That’s really the best way to sum up this formula: Under Dosed.
However, that only highlights one of the issues with this nootropic formula. The other issue lies in the fact that you can’t increase servings to alleviate the first issue, due to a couple of odd ingredients:
- Acacia Rigidula – Not sure what a safe dosage is, but probably shouldn’t overdo it on this stimulant until we figure out what’s what with it.
- Vitamin D – There’s already enough of this vitamin in one serving. Amping it up isn’t the worst thing in the world, but isn’t sustainable for the average user over time.
With regards to the manufacturers, Chaos & Pain, there’s one reddit comment that I thought perfectly summed them up:
And that’s exactly right: Chaos & Pain are best known for their extreme-o products, an oddity in the world of nootropic supplements. With that in mind it makes sense that Chaos & Pain would go with a risky “stimulant” product for their nootropic that drops the ball on the ingredients that matter (w/r/t dosages).
You may experience some focus with this stack, but it’s doubtful to be of the nootropic variety. Which is a shame considering that they could’ve made something worthwhile with their unique combo of Noopept, Sulbutiamine, & Alpha-GPC.
- Noopept & Sulbutiamine are rare nootropic drugs to premade manufactured stacks. I’m always looking for supplements that can implement them smartly & safely.
- The Alpha-GPC could still use more milligrams, but at least it’s decently dosed. Ginkgo is looking good as well.
- Cannibal Genius is cheap, selling its pills for $0.89 per 2 capsules.

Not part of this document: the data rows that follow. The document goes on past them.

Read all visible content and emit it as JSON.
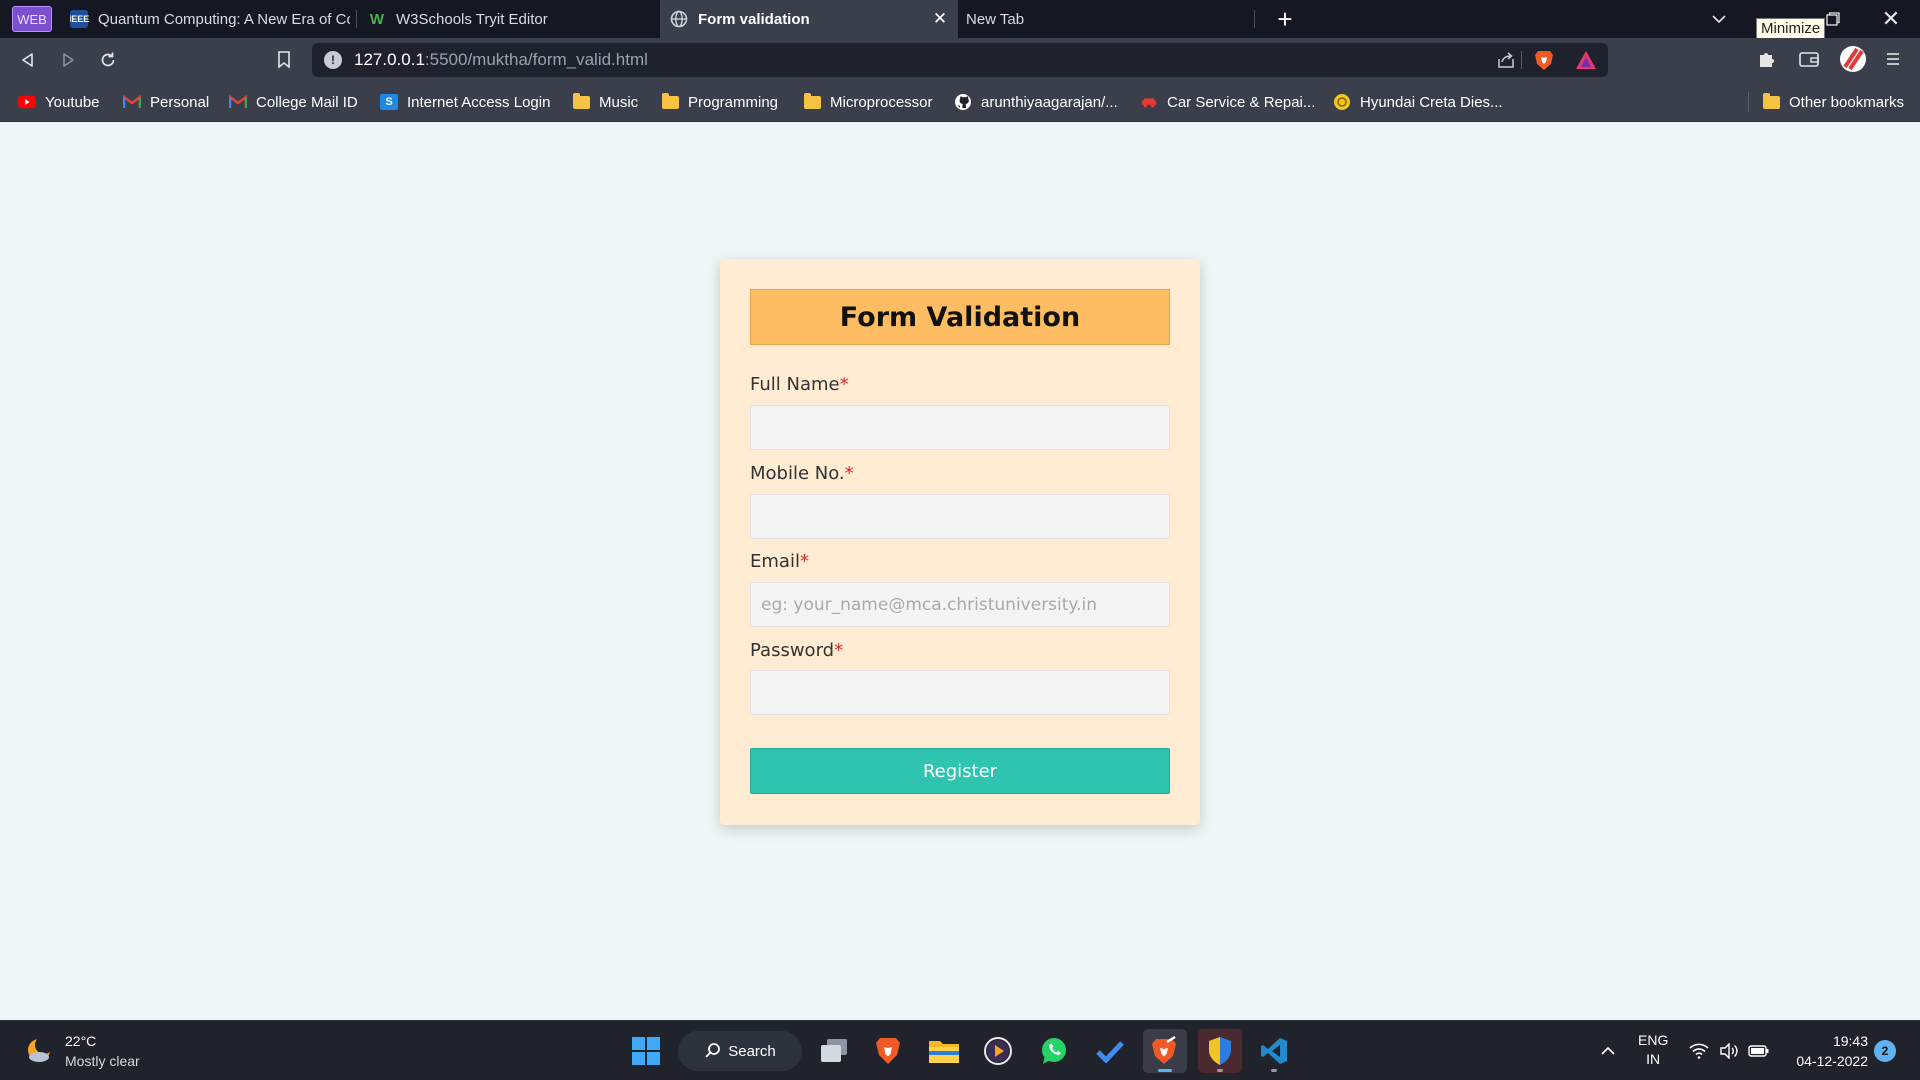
{
  "browser": {
    "tabs": [
      {
        "label": "WEB",
        "type": "pinned"
      },
      {
        "label": "Quantum Computing: A New Era of Co",
        "favicon": "ieee-icon"
      },
      {
        "label": "W3Schools Tryit Editor",
        "favicon": "w3schools-icon"
      },
      {
        "label": "Form validation",
        "favicon": "globe-icon",
        "active": true
      },
      {
        "label": "New Tab"
      }
    ],
    "tooltip": "Minimize",
    "url_host": "127.0.0.1",
    "url_path": ":5500/muktha/form_valid.html",
    "bookmarks": [
      {
        "label": "Youtube",
        "icon": "youtube-icon"
      },
      {
        "label": "Personal",
        "icon": "gmail-icon"
      },
      {
        "label": "College Mail ID",
        "icon": "gmail-icon"
      },
      {
        "label": "Internet Access Login",
        "icon": "s-icon"
      },
      {
        "label": "Music",
        "icon": "folder-icon"
      },
      {
        "label": "Programming",
        "icon": "folder-icon"
      },
      {
        "label": "Microprocessor",
        "icon": "folder-icon"
      },
      {
        "label": "arunthiyaagarajan/...",
        "icon": "github-icon"
      },
      {
        "label": "Car Service & Repai...",
        "icon": "car-icon"
      },
      {
        "label": "Hyundai Creta Dies...",
        "icon": "coin-icon"
      },
      {
        "label": "Other bookmarks",
        "icon": "folder-icon"
      }
    ]
  },
  "form": {
    "title": "Form Validation",
    "required_marker": "*",
    "fields": [
      {
        "label": "Full Name",
        "value": "",
        "placeholder": ""
      },
      {
        "label": "Mobile No.",
        "value": "",
        "placeholder": ""
      },
      {
        "label": "Email",
        "value": "",
        "placeholder": "eg: your_name@mca.christuniversity.in"
      },
      {
        "label": "Password",
        "value": "",
        "placeholder": ""
      }
    ],
    "submit_label": "Register"
  },
  "colors": {
    "card_bg": "#ffecd2",
    "title_bg": "#ffbd63",
    "button_bg": "#2ec4b0",
    "required": "#d92a2a"
  },
  "taskbar": {
    "weather_temp": "22°C",
    "weather_desc": "Mostly clear",
    "search_label": "Search",
    "lang_top": "ENG",
    "lang_bottom": "IN",
    "time": "19:43",
    "date": "04-12-2022",
    "notification_count": "2"
  }
}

- Almost every ingredient is under dosed, nullifying over half of this formula.
- Double-stacking the servings to rectify the previous con isn’t entirely viable due to the risk of Acacia Rigidula and possibly Vitamin D (if the dosage is 625 mcg).
- And let’s talk about that dosage for a second: Sloppy & inconsistent supplement facts is usually indicative of sloppy & inconsistent manufacturing.
- $39.99 for 90 capsules, a 45-day supply
- $0.89 per serving
Who Takes Cannibal Genius?
Extreme-o Meatheads. The Chaos & Pain blog is actually decent reading, if you can find it. But most of their content is geared towards the aggressive, kind of creepy in that cool metalhead sort of way, weightlifters. Their nootropic seems designed for the same audience.
Where to Get It
You can buy Cannibal Genius directly through Chaos & Pain’s website as well as eBay (but no Amazon).
Conclusion: Does Cannibal Genius Work?
The customer reviews on Chaos & Pain’s website speak highly of the product, however… I’m always suspicious of: A) Reviews displayed on the manufacturer’s website, and B) Especially if they’re delivered with pristine grammar. (Was that an appropriate use of the ABC listing methodology? Eh, whatever.)
Cannibal Genius‘ customer reviews are backed by both A) & B), which leads me to think that the formula is essentially hyped up stimulation, in both a pejorative & literal sense: It’s overhyped by shady reviews and delivered overhyped effects, thanks to the stimulation.
Which, by the way, I don’t necessarily qualify stimulation as true brain healthy nootropism.
On that note, Cannibal Genius seems to work for pre-workout, pre-activity, pre-whatever stimulant energy. But I wouldn’t necessarily take it for truly enhanced brain health & function.
To learn more about the best nootropic supplements to buy in 2019, click here.
|Brain Health Benefits|